Key international vote leaves Israel’s nuclear status unconfirmed

by Vins

In a close vote of the 159 member states of the International Atomic Energy Agency, 43 voted in favor of Israel joining the Nuclear Non-Proliferation Treaty and 51 against.   The  anti-nuclear development treaty  has already been agreed to by most nations capable of nuclear production. With long-standing US aid, Israel has become the strongest military force in its region. Due to strong political and ideological differences, a strong, Egyptian-led contingent has been pushing since 2010 to lessen the presence of nuclear weapons in the Arab region. This push has gained further momentum with a statement from Iran’s new president Hassan Rouhani solidifying his position not pursue the development of nuclear arms. It’s safe to say that the Israeli leadership doesn’t quite trust the claims, dismissing them as “fraudulent.”

This defeat on such an important issue is emblematic of the ability and willingness of the US to throw its political weight around in  service of its allies and, by extension, its individual goals.  Isreal and US want to maintain indisputable  military power in the region, and most other Arab nations are scared for their own geo-political safety.
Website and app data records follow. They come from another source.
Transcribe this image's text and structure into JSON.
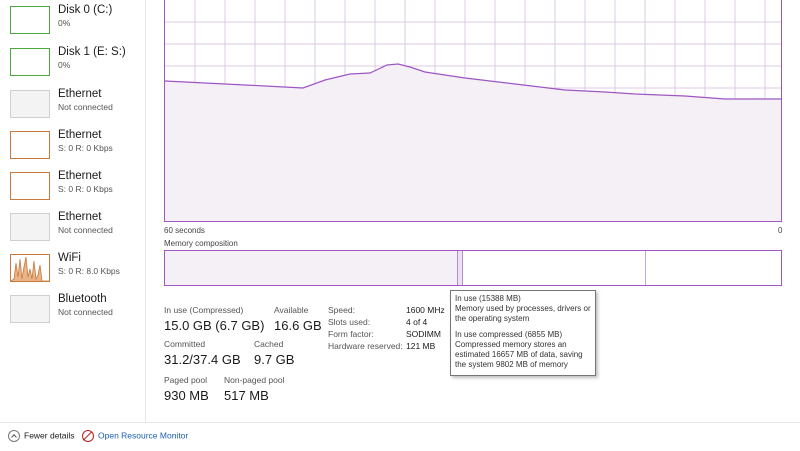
{
  "sidebar": {
    "items": [
      {
        "name": "Disk 0 (C:)",
        "sub": "0%",
        "thumb": "green"
      },
      {
        "name": "Disk 1 (E: S:)",
        "sub": "0%",
        "thumb": "green"
      },
      {
        "name": "Ethernet",
        "sub": "Not connected",
        "thumb": "gray"
      },
      {
        "name": "Ethernet",
        "sub": "S: 0 R: 0 Kbps",
        "thumb": "orange"
      },
      {
        "name": "Ethernet",
        "sub": "S: 0 R: 0 Kbps",
        "thumb": "orange"
      },
      {
        "name": "Ethernet",
        "sub": "Not connected",
        "thumb": "gray"
      },
      {
        "name": "WiFi",
        "sub": "S: 0 R: 8.0 Kbps",
        "thumb": "orange"
      },
      {
        "name": "Bluetooth",
        "sub": "Not connected",
        "thumb": "gray"
      }
    ]
  },
  "graph": {
    "axis_left": "60 seconds",
    "axis_right": "0",
    "line_color": "#9e56c2",
    "fill_color": "#f4f0f6",
    "grid_color": "#dcc9e6"
  },
  "memory_composition": {
    "label": "Memory composition"
  },
  "stats": {
    "in_use_label": "In use (Compressed)",
    "in_use_value": "15.0 GB (6.7 GB)",
    "available_label": "Available",
    "available_value": "16.6 GB",
    "committed_label": "Committed",
    "committed_value": "31.2/37.4 GB",
    "cached_label": "Cached",
    "cached_value": "9.7 GB",
    "paged_pool_label": "Paged pool",
    "paged_pool_value": "930 MB",
    "nonpaged_pool_label": "Non-paged pool",
    "nonpaged_pool_value": "517 MB"
  },
  "details": {
    "speed_label": "Speed:",
    "speed_value": "1600 MHz",
    "slots_label": "Slots used:",
    "slots_value": "4 of 4",
    "form_label": "Form factor:",
    "form_value": "SODIMM",
    "hw_label": "Hardware reserved:",
    "hw_value": "121 MB"
  },
  "tooltip": {
    "lines": [
      "In use (15388 MB)",
      "Memory used by processes, drivers or",
      "the operating system",
      "",
      "In use compressed (6855 MB)",
      "Compressed memory stores an",
      "estimated 16657 MB of data, saving",
      "the system 9802 MB of memory"
    ]
  },
  "footer": {
    "fewer_details": "Fewer details",
    "open_resource_monitor": "Open Resource Monitor"
  }
}
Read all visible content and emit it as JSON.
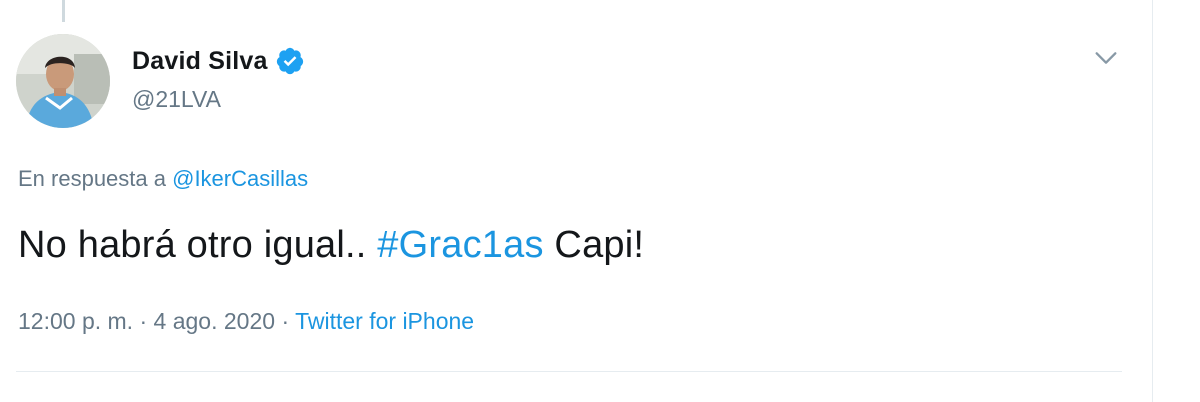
{
  "tweet": {
    "author": {
      "display_name": "David Silva",
      "handle": "@21LVA",
      "verified": true,
      "avatar_icon": "profile-photo"
    },
    "reply_prefix": "En respuesta a",
    "reply_mention": "@IkerCasillas",
    "text_before": "No habrá otro igual..",
    "hashtag": "#Grac1as",
    "text_after": "Capi!",
    "time": "12:00 p. m.",
    "date": "4 ago. 2020",
    "separator": "·",
    "source": "Twitter for iPhone",
    "menu_icon": "chevron-down-icon"
  },
  "colors": {
    "link": "#1b95e0",
    "secondary_text": "#657786",
    "primary_text": "#14171a",
    "verified_badge": "#1da1f2",
    "divider": "#e6ecf0"
  }
}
That being said, it’s hard to understand the true motives of all the parties who influenced this decision.

Sources:

Johnthomas Didymus,  “IAEA Meeting Rejects Arab Push for Israel to Join Nuclear Non-Proliferation Treaty,” allvoices.com, September 22, 2013, http://www.allvoices.com/contributed-news/15598476-iaea-meeting-rejects-arab-push-for-israel-to-join-nuclear-nonproliferation-treaty.

“IAEA Rejects Arab Nuclear Push on Israel,” Aljazeera.com, September 21, 2013, http://www.aljazeera.com/news/middleeast/2013/09/201392164847337937.html.

Student Researcher: Thomas Comings (College of Marin)

Faculty Evaluator: Susan Rahman (College of Marin)